SIOCSIFADDR: No such device
vlan1: ERROR while getting interface flags: No such device
SIOCSIFNETMASK: No such device
vlan1: ERROR while getting interface flags: No such device
Failed to bring up vlan1.

Enter the command ifconfig and check if the physical network interface exists. Then open the /etc/network/interfaces file and check whether the name of the interface was specified correctly.


/proc/net/vlan config could not be opened

When you test the network configuration, you receive an error message that is identical or similar to the following error message.

WARNING: Could not open /proc/net/vlan/config. Maybe you need to load the 8021q module, or maybe you are not using PROCFS???
ERROR: trying to set name type for VLAN subsystem, error: Package not installed
WARNING: Could not open /proc/net/vlan/config. Maybe you need to load the 8021q module, or maybe you are not using PROCFS???
ERROR: trying to add VLAN #1 to IF -:eth0:- error: Package not installed
SIOCSIFADDR: No such device
eth0.1: ERROR while getting interface flags: No such device
SIOCSIFNETMASK: No such device
eth0.1: ERROR while getting interface flags: No such device
Failed to bring up eth0.1.

If you receive such an error message when testing the network configuration, this may be due to the following reasons:

  • The kernel module 802.1Q was not found.

  • The /proc directory was not mounted.

To reload the kernel module, enter the command ifup.

To check whether the 802.1Q kernel module is currently loaded, type the following command:

lsmod | grep 8021q

If the kernel module 802.1Q is not listed, it was not found. To confirm this, enter the following command:

modprobe 8021q

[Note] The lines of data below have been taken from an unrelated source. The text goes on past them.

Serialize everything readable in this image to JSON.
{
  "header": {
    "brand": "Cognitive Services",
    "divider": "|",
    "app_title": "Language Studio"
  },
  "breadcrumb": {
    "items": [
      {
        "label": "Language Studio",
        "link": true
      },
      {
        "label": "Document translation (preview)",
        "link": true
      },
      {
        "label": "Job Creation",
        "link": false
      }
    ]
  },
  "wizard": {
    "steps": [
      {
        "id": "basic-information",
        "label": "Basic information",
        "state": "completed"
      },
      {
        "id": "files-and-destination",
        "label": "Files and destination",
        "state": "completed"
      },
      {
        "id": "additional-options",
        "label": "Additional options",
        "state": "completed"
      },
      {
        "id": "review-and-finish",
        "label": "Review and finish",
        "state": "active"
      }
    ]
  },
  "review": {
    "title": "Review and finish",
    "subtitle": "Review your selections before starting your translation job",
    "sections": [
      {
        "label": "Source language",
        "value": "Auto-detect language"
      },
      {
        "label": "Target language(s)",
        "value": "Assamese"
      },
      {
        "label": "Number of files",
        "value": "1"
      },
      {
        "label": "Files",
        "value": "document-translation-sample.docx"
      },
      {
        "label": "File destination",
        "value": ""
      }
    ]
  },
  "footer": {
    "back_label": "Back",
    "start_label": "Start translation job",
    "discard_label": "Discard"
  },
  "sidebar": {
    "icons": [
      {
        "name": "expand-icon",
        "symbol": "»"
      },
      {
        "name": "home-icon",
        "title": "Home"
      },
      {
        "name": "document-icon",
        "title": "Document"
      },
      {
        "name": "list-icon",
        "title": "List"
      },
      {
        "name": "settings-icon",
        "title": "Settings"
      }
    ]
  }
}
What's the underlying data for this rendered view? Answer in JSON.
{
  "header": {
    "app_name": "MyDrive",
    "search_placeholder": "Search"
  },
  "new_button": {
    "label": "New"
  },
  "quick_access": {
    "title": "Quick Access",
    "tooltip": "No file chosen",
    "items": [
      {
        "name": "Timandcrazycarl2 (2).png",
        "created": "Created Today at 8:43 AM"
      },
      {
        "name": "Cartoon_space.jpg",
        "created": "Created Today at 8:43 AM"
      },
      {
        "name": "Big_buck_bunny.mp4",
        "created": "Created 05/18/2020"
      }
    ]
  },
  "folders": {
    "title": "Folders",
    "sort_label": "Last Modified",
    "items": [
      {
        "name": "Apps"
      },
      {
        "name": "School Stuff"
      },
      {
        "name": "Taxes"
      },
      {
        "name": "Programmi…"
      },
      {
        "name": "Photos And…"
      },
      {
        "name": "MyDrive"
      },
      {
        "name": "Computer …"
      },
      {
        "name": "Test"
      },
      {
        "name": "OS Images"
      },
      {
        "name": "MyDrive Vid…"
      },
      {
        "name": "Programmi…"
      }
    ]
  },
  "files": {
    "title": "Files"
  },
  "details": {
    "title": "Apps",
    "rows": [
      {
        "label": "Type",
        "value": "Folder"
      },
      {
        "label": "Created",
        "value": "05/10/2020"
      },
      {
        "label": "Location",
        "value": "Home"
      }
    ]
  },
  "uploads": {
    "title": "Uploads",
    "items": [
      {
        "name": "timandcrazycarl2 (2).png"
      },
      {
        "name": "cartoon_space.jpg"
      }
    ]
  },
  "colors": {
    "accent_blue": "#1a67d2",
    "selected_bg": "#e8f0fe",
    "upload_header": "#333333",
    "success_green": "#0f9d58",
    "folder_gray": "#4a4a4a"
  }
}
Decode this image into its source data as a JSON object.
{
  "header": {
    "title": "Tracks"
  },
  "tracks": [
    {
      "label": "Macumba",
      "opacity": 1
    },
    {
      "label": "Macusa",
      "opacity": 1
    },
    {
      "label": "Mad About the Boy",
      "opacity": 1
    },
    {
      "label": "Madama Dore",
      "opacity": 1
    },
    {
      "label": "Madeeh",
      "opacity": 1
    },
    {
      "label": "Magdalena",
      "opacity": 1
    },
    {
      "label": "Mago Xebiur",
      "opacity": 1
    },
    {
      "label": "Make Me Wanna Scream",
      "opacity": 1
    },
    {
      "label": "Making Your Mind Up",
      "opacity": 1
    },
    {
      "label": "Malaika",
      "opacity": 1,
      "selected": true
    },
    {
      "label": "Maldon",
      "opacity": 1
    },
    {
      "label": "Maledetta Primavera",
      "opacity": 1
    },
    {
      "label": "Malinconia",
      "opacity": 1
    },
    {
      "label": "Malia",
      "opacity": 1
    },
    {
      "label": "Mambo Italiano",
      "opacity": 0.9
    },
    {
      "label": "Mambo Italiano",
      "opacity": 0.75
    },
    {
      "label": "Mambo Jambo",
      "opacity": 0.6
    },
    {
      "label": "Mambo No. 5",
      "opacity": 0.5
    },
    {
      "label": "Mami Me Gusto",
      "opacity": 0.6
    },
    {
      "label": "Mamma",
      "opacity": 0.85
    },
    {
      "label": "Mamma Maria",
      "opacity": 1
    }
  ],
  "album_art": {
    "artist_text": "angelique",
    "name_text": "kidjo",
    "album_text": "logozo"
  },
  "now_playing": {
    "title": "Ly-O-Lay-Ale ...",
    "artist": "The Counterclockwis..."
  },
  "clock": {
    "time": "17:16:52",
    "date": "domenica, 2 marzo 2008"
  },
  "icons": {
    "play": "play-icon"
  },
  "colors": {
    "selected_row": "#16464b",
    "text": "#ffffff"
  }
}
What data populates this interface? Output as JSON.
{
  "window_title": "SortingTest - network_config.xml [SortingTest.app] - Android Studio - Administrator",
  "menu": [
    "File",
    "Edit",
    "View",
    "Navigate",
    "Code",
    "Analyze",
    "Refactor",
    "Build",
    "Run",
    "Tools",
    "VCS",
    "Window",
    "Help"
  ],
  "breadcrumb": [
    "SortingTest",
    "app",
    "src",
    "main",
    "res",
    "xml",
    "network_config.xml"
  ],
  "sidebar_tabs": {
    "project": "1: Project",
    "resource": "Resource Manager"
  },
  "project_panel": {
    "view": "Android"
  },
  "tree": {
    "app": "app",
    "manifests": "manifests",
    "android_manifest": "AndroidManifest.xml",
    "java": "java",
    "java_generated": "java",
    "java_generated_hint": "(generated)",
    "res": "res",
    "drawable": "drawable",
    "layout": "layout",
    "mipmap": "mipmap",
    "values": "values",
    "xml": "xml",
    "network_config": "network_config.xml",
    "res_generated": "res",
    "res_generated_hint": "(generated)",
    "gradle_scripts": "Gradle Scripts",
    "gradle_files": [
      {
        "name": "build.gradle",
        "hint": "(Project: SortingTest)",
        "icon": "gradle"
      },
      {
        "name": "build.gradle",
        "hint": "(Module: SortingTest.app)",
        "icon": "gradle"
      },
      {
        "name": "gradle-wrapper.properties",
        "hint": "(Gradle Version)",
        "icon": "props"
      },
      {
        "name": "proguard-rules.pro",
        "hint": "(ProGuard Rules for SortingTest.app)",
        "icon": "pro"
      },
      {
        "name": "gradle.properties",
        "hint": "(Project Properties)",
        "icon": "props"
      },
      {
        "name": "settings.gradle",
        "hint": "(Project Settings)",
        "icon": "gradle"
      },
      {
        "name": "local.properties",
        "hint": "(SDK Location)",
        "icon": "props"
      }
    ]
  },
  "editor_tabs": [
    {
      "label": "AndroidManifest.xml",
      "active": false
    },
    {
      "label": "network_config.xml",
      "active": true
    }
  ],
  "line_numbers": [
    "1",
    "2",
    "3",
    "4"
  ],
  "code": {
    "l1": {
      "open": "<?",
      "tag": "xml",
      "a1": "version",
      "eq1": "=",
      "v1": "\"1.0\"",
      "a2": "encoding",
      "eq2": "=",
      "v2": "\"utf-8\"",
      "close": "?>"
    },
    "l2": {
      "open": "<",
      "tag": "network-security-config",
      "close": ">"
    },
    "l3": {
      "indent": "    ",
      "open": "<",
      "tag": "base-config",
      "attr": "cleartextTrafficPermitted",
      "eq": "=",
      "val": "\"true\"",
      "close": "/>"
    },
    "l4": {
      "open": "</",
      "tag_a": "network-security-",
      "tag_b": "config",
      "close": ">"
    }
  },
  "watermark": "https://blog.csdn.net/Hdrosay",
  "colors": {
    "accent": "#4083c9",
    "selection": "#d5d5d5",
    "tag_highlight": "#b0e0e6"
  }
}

If you are using a normal kernel, you can use the following command to load the required module package:

apt-get install linux-image-2.6.26-2-486